The Bad Neighbors

There's an old adage that the abused will often become the abusers. After decades of having its water and power taken by neighboring California, Nevada has finally cracked and decided to extract a little vengence upon it's neighbor to the east, Utah.

Now I can understand how Nevada might be a bit bitter. Almost all of the power from Hoover Dam goes to Los Angeles and most of the water goes to farmers in desert portions of California and Arizona, the result of a deal negotiated over 70 years ago when Las Vegas was little more than a rail stop and getaway for dam workers in Boulder City. Nevada doesn't have a lot of leverage to renegotiate what in today's terms is a bum deal, so the best it can do is try and tap its own resources.
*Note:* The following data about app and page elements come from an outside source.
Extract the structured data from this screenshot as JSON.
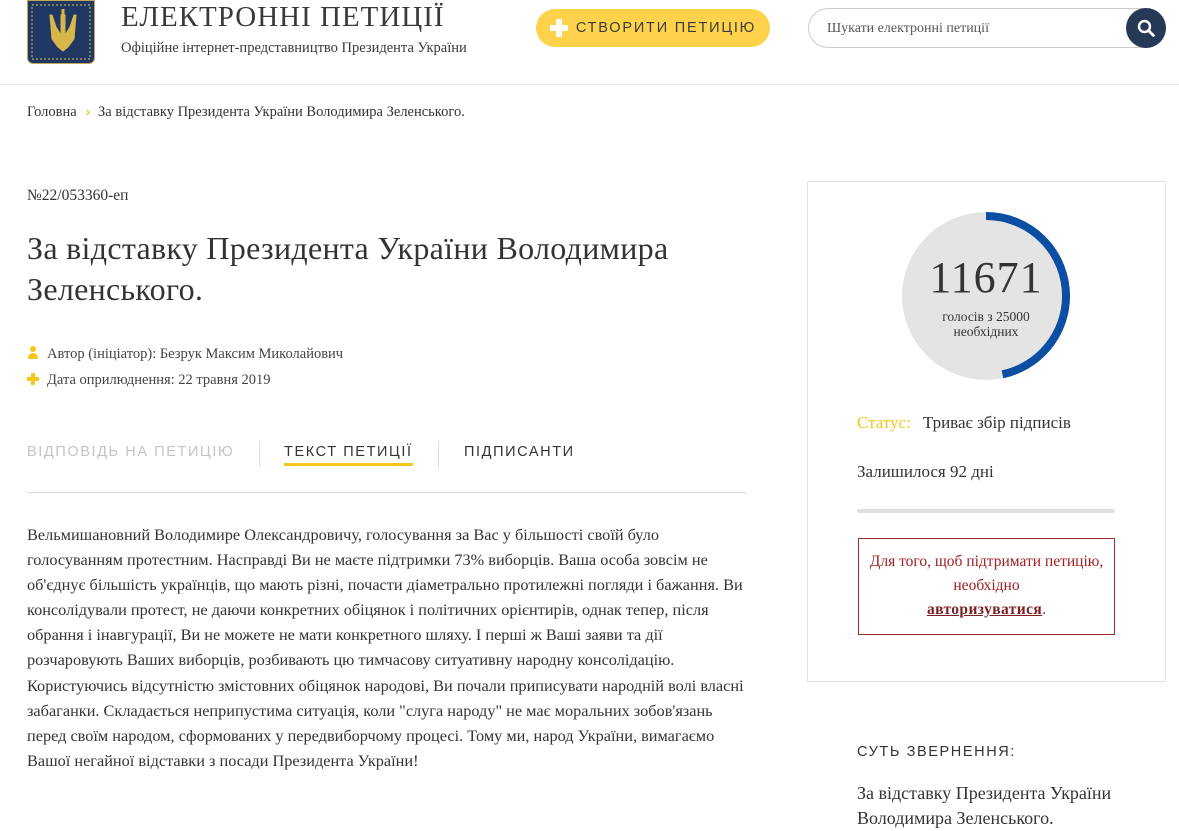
{
  "header": {
    "site_title": "ЕЛЕКТРОННІ ПЕТИЦІЇ",
    "site_subtitle": "Офіційне інтернет-представництво Президента України",
    "create_button": "СТВОРИТИ ПЕТИЦІЮ",
    "search_placeholder": "Шукати електронні петиції"
  },
  "breadcrumb": {
    "home": "Головна",
    "current": "За відставку Президента України Володимира Зеленського."
  },
  "petition": {
    "number": "№22/053360-еп",
    "title": "За відставку Президента України Володимира Зеленського.",
    "author": "Автор (ініціатор): Безрук Максим Миколайович",
    "published": "Дата оприлюднення: 22 травня 2019",
    "text": "Вельмишановний Володимире Олександровичу, голосування за Вас у більшості своїй було голосуванням протестним. Насправді Ви не маєте підтримки 73% виборців. Ваша особа зовсім не об'єднує більшість українців, що мають різні, почасти діаметрально протилежні погляди і бажання. Ви консолідували протест, не даючи конкретних обіцянок і політичних орієнтирів, однак тепер, після обрання і інавгурації, Ви не можете не мати конкретного шляху. І перші ж Ваші заяви та дії розчаровують Ваших виборців, розбивають цю тимчасову ситуативну народну консолідацію. Користуючись відсутністю змістовних обіцянок народові, Ви почали приписувати народній волі власні забаганки. Складається неприпустима ситуація, коли \"слуга народу\" не має моральних зобов'язань перед своїм народом, сформованих у передвиборчому процесі. Тому ми, народ України, вимагаємо Вашої негайної відставки з посади Президента України!"
  },
  "tabs": [
    {
      "label": "ВІДПОВІДЬ НА ПЕТИЦІЮ",
      "state": "disabled"
    },
    {
      "label": "ТЕКСТ ПЕТИЦІЇ",
      "state": "active"
    },
    {
      "label": "ПІДПИСАНТИ",
      "state": "normal"
    }
  ],
  "sidebar": {
    "votes": "11671",
    "votes_label": "голосів з 25000 необхідних",
    "votes_progress": 0.4668,
    "status_label": "Статус:",
    "status_value": "Триває збір підписів",
    "remaining": "Залишилося 92 дні",
    "auth_text_before": "Для того, щоб підтримати петицію, необхідно",
    "auth_link": "авторизуватися",
    "auth_text_after": ".",
    "essence_label": "СУТЬ ЗВЕРНЕННЯ:",
    "essence_text": "За відставку Президента України Володимира Зеленського."
  },
  "colors": {
    "accent_yellow": "#ffd24c",
    "progress_blue": "#0b4ea2",
    "progress_track": "#e4e4e4",
    "search_button": "#263956",
    "auth_red": "#a02020"
  },
  "icons": {
    "logo": "trident-coat-of-arms",
    "create": "plus-icon",
    "search": "search-icon",
    "author": "user-icon",
    "date": "plus-icon",
    "breadcrumb_separator": "chevron-right-icon"
  }
}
Unfortunantly, it's turned on it's own citizens to do so. Ranchers outside of Clark and Washoe counties, the homes of Las Vegas and Reno, respectively, have been afraid of the big cities trying to nab their water rights without much or any compensation. With the push to pump almost 100,000 acre-feet of water from White Pine county to the north, they can see that the fix is in.

It's not just Nevada ranchers affected, though, or this would just be another "David and Goliath" story that never escaped the local papers. The pumping would be sucking a lot of that water right under the border from neighboring Utah. This plan has infuriated Utahns of all stripes as we deal with our own water woes. Fast-growing St. George is having to resort to building a pipeline clear out to Lake Powell to keep the wheels of growth turning.

This problem wouldn't exist had Californians been willing to take their lumps and develop their own water resources instead of using the power of superior numbers to legislate it away from their neighbors. By not spending the money to invest in desalinazation plants and resevoirs to trap their share of the Sierra Nevada's melting snow, they've trapped themselves in a dependency on water from the Colorado River and Lake Tahoe. Their bad example of using population to bully what they want out of others is the same model used by Las Vegas against the rural ranchers.

Let's hope our bad neighbors to the west (both of them) get a grip on reality and start playing nice.

This entry was posted in Politics, Utah. Bookmark the permalink.

7 Responses to The Bad Neighbors

  1. The Other Shauna says:

    This has nothing to do with anything in this post. But it made me think of you.

    My only question: Can you get it with a hat?

  2. Shauna says:

    I’m not so worried about Nevada stealing our water. I hear the water in Colorado tastes lovely.

  3. Sherpa says:

    Um, you already drink water from the Colorado River basin…..

    http://www.usbr.gov/dataweb/html/cupoverview.html

  4. Reach Upward says:

    Our founders worried about oppression by the majority. That’s why we don’t have a pure democracy. As noted in your post, it’s not a foolproof system, but the founders knew that before they even got it started. It’s just the best system they could come up with.

    You also point out a principle that applies to almost every facet of life. Doing things the easy way instead of the right way will always cause more problems in the long run.

  5. Krispy says:

    When I first saw the title, I thought you were going to be trashing on my uncle.

    psst…it’s “adage”

  6. Kris says:

    I think the thing that bugs me the most is those of us in Utah, Nevada, and California all use water like we live in Ohio. Do you know Coloradians(?) can’t even collect their own rain water? It’s bought and paid for by other states.
    Maybe a “no lawn” policy is in order. If nature can’t keep it alive, you shouldn’t be able to either.
    Of course, most water use is taken up by industry and agriculture so it wouldn’t make much of a dent anyway.

  7. Jesse says:

    When Las Vegas passed watering restrictions, they specifically exempted resorts from the requirements. The rationale? They consume about 2% of the water and generate about 50% of the revenue.

Leave a Reply

Your email address will not be published. Required fields are marked *

Notify me of followup comments via e-mail. You can also subscribe without commenting.